I have so much to do! And there's so little time!

After he receives his first x-ray, Johnny makes this somewhat fearful exclamation to Frances. Beneath his outward bravery, Johnny seems aware that he will die at this early stage, and this acknowledgment makes his bravery both incredible and possible—he must accept his fate and do with his life what he can. But Johnny's fear does not center so much on himself and on his curtailed life, but, instead, on his work—what he has left "to do." He throws himself into his scientific studies with abandon, concocting experiments and even corresponding with Albert Einstein. In the doctors' condolence letters, all express regret for Johnny's unfulfilled potential.
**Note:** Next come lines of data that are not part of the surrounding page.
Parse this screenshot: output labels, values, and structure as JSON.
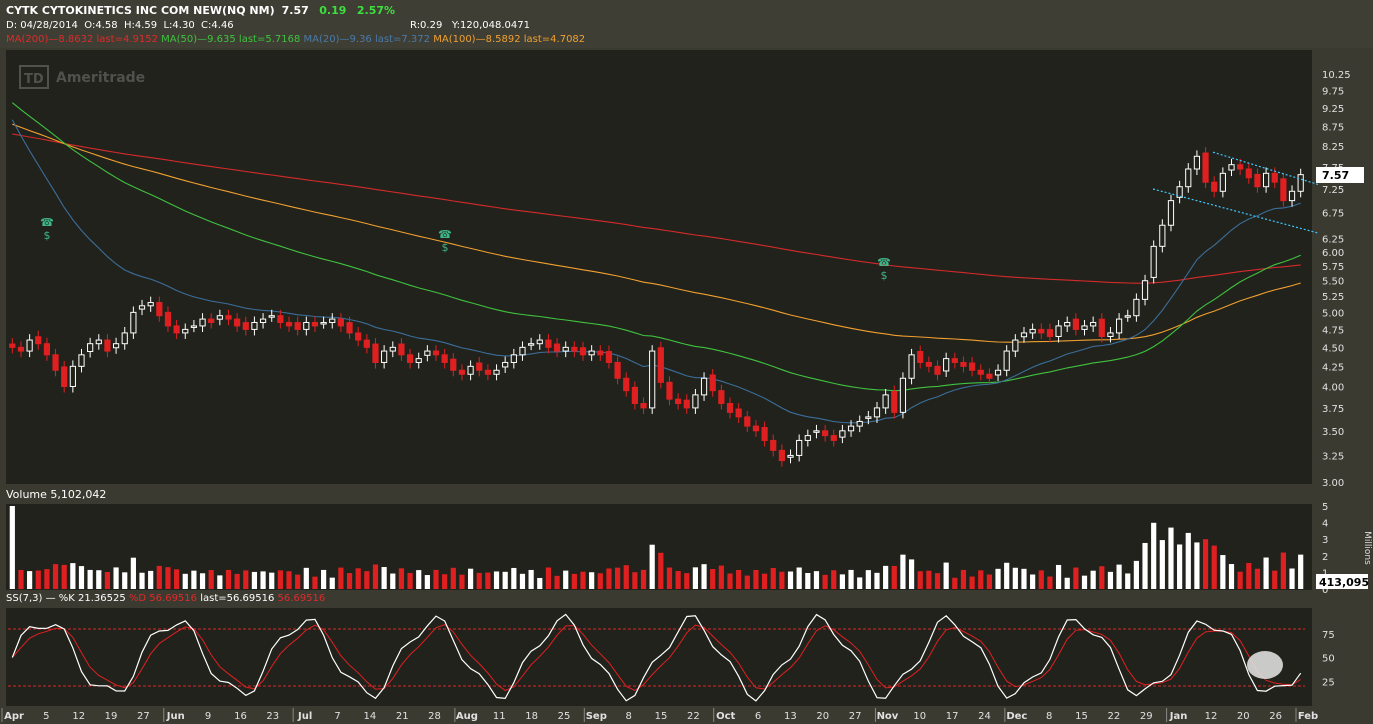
{
  "header": {
    "symbol_line": "CYTK CYTOKINETICS INC COM NEW(NQ NM)",
    "last": "7.57",
    "change": "0.19",
    "change_pct": "2.57%",
    "date": "D: 04/28/2014",
    "open": "O:4.58",
    "high": "H:4.59",
    "low": "L:4.30",
    "close": "C:4.46",
    "range": "R:0.29",
    "y": "Y:120,048.0471",
    "ma200_label": "MA(200)",
    "ma200_vals": "8.8632 last=4.9152",
    "ma50_label": "MA(50)",
    "ma50_vals": "9.635 last=5.7168",
    "ma20_label": "MA(20)",
    "ma20_vals": "9.36 last=7.372",
    "ma100_label": "MA(100)",
    "ma100_vals": "8.5892 last=4.7082"
  },
  "watermark": "Ameritrade",
  "watermark_badge": "TD",
  "volume_label": "Volume 5,102,042",
  "volume_last": "413,095",
  "volume_unit": "Millions",
  "ss_label": "SS(7,3)",
  "ss_k": "%K 21.36525",
  "ss_d_label": "%D 56.69516",
  "ss_last": "last=56.69516",
  "ss_extra": "56.69516",
  "price_last_label": "7.57",
  "chart_data": [
    {
      "type": "candlestick",
      "price_ticks": [
        "10.25",
        "9.75",
        "9.25",
        "8.75",
        "8.25",
        "7.75",
        "7.25",
        "6.75",
        "6.25",
        "6.00",
        "5.75",
        "5.50",
        "5.25",
        "5.00",
        "4.75",
        "4.50",
        "4.25",
        "4.00",
        "3.75",
        "3.50",
        "3.25",
        "3.00"
      ],
      "ylim": [
        3.0,
        10.25
      ],
      "scale": "log",
      "x_ticks": [
        "Apr",
        "5",
        "12",
        "19",
        "27",
        "Jun",
        "9",
        "16",
        "23",
        "Jul",
        "7",
        "14",
        "21",
        "28",
        "Aug",
        "11",
        "18",
        "25",
        "Sep",
        "8",
        "15",
        "22",
        "Oct",
        "6",
        "13",
        "20",
        "27",
        "Nov",
        "10",
        "17",
        "24",
        "Dec",
        "8",
        "15",
        "22",
        "29",
        "Jan",
        "12",
        "20",
        "26",
        "Feb"
      ],
      "last_price": 7.57,
      "series_close": [
        4.5,
        4.45,
        4.6,
        4.55,
        4.4,
        4.2,
        4.0,
        4.25,
        4.4,
        4.55,
        4.6,
        4.45,
        4.55,
        4.7,
        5.0,
        5.1,
        5.15,
        4.95,
        4.8,
        4.7,
        4.75,
        4.8,
        4.9,
        4.85,
        4.95,
        4.9,
        4.8,
        4.75,
        4.85,
        4.9,
        4.95,
        4.85,
        4.8,
        4.75,
        4.85,
        4.8,
        4.85,
        4.9,
        4.8,
        4.7,
        4.6,
        4.5,
        4.3,
        4.45,
        4.5,
        4.4,
        4.3,
        4.35,
        4.45,
        4.4,
        4.3,
        4.2,
        4.15,
        4.25,
        4.2,
        4.15,
        4.2,
        4.3,
        4.4,
        4.5,
        4.55,
        4.6,
        4.5,
        4.45,
        4.5,
        4.45,
        4.4,
        4.45,
        4.4,
        4.3,
        4.1,
        3.95,
        3.8,
        3.75,
        4.45,
        4.05,
        3.85,
        3.8,
        3.75,
        3.9,
        4.1,
        3.95,
        3.8,
        3.7,
        3.65,
        3.55,
        3.5,
        3.4,
        3.3,
        3.2,
        3.25,
        3.4,
        3.45,
        3.5,
        3.45,
        3.4,
        3.5,
        3.55,
        3.6,
        3.65,
        3.75,
        3.9,
        3.7,
        4.1,
        4.4,
        4.3,
        4.25,
        4.15,
        4.35,
        4.3,
        4.25,
        4.2,
        4.15,
        4.1,
        4.2,
        4.45,
        4.6,
        4.7,
        4.75,
        4.7,
        4.65,
        4.8,
        4.85,
        4.75,
        4.8,
        4.85,
        4.65,
        4.7,
        4.9,
        4.95,
        5.2,
        5.5,
        6.1,
        6.5,
        7.0,
        7.3,
        7.7,
        8.0,
        7.4,
        7.2,
        7.6,
        7.8,
        7.7,
        7.5,
        7.3,
        7.6,
        7.4,
        7.0,
        7.2,
        7.57
      ],
      "volume_millions_ylim": [
        0,
        5
      ],
      "volume_ticks": [
        "5",
        "4",
        "3",
        "2",
        "1",
        "0"
      ],
      "stoch_ticks": [
        "75",
        "50",
        "25"
      ],
      "stoch_ylim": [
        0,
        100
      ],
      "stoch_bands": [
        80,
        20
      ]
    }
  ]
}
But even in his death Johnny "does" something—his miraculous fight against the tumor will be used in neurological studies.